> **WORK REQUIRED**: In full and without alteration, return the records below.

> **MATERIAL PROVIDED**:
┄┄┄┄┄┄
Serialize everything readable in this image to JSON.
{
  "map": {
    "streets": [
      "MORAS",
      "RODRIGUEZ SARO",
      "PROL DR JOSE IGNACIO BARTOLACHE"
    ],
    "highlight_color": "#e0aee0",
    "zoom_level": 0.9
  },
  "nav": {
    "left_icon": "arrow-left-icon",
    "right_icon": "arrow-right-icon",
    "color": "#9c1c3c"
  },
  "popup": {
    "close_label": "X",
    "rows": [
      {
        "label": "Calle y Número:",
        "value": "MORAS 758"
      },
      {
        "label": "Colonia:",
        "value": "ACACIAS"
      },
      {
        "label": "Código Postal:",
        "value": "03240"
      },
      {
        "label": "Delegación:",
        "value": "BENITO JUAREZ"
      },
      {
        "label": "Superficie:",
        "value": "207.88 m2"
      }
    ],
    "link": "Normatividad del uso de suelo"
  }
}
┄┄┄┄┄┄
> **EXPECTED ANSWER**:
Serialize everything readable in this image to JSON.
{
  "map": {
    "streets": [
      "MORAS",
      "RODRIGUEZ SARO",
      "PROL DR JOSE IGNACIO BARTOLACHE"
    ],
    "highlight_color": "#e0aee0",
    "zoom_level": 0.9
  },
  "nav": {
    "left_icon": "arrow-left-icon",
    "right_icon": "arrow-right-icon",
    "color": "#9c1c3c"
  },
  "popup": {
    "close_label": "X",
    "rows": [
      {
        "label": "Calle y Número:",
        "value": "MORAS 758"
      },
      {
        "label": "Colonia:",
        "value": "ACACIAS"
      },
      {
        "label": "Código Postal:",
        "value": "03240"
      },
      {
        "label": "Delegación:",
        "value": "BENITO JUAREZ"
      },
      {
        "label": "Superficie:",
        "value": "207.88 m2"
      }
    ],
    "link": "Normatividad del uso de suelo"
  }
}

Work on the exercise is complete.